SOURCE MATERIAL Start Marker

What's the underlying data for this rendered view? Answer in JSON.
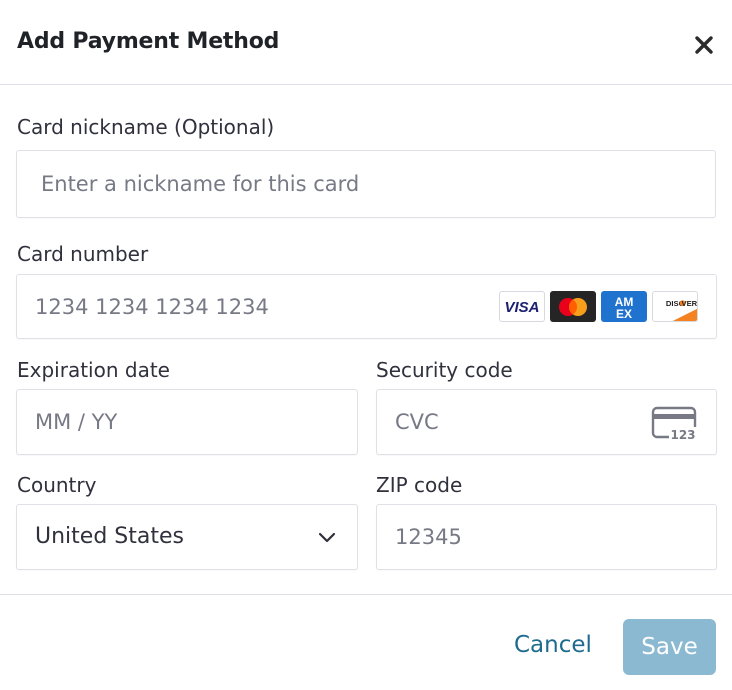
{
  "dialog": {
    "title": "Add Payment Method"
  },
  "form": {
    "nickname": {
      "label": "Card nickname (Optional)",
      "placeholder": "Enter a nickname for this card",
      "value": ""
    },
    "card_number": {
      "label": "Card number",
      "placeholder": "1234 1234 1234 1234",
      "value": ""
    },
    "brands": [
      {
        "name": "visa-icon",
        "text": "VISA",
        "color": "#1a1f71"
      },
      {
        "name": "mastercard-icon",
        "text": "",
        "color": "#252525"
      },
      {
        "name": "amex-icon",
        "text": "AMEX",
        "color": "#1f72cd"
      },
      {
        "name": "discover-icon",
        "text": "DISCOVER",
        "color": "#f58220"
      }
    ],
    "expiration": {
      "label": "Expiration date",
      "placeholder": "MM / YY",
      "value": ""
    },
    "security_code": {
      "label": "Security code",
      "placeholder": "CVC",
      "value": "",
      "icon_text": "123"
    },
    "country": {
      "label": "Country",
      "value": "United States"
    },
    "zip": {
      "label": "ZIP code",
      "placeholder": "12345",
      "value": ""
    }
  },
  "footer": {
    "cancel_label": "Cancel",
    "save_label": "Save"
  },
  "colors": {
    "primary_disabled": "#8cb9d2",
    "link": "#1f6b8f"
  }
}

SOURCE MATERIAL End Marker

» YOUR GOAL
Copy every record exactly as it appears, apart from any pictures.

» RESPONSE TO THE TASK
What's the underlying data for this rendered view? Answer in JSON.
{
  "dialog": {
    "title": "Add Payment Method"
  },
  "form": {
    "nickname": {
      "label": "Card nickname (Optional)",
      "placeholder": "Enter a nickname for this card",
      "value": ""
    },
    "card_number": {
      "label": "Card number",
      "placeholder": "1234 1234 1234 1234",
      "value": ""
    },
    "brands": [
      {
        "name": "visa-icon",
        "text": "VISA",
        "color": "#1a1f71"
      },
      {
        "name": "mastercard-icon",
        "text": "",
        "color": "#252525"
      },
      {
        "name": "amex-icon",
        "text": "AMEX",
        "color": "#1f72cd"
      },
      {
        "name": "discover-icon",
        "text": "DISCOVER",
        "color": "#f58220"
      }
    ],
    "expiration": {
      "label": "Expiration date",
      "placeholder": "MM / YY",
      "value": ""
    },
    "security_code": {
      "label": "Security code",
      "placeholder": "CVC",
      "value": "",
      "icon_text": "123"
    },
    "country": {
      "label": "Country",
      "value": "United States"
    },
    "zip": {
      "label": "ZIP code",
      "placeholder": "12345",
      "value": ""
    }
  },
  "footer": {
    "cancel_label": "Cancel",
    "save_label": "Save"
  },
  "colors": {
    "primary_disabled": "#8cb9d2",
    "link": "#1f6b8f"
  }
}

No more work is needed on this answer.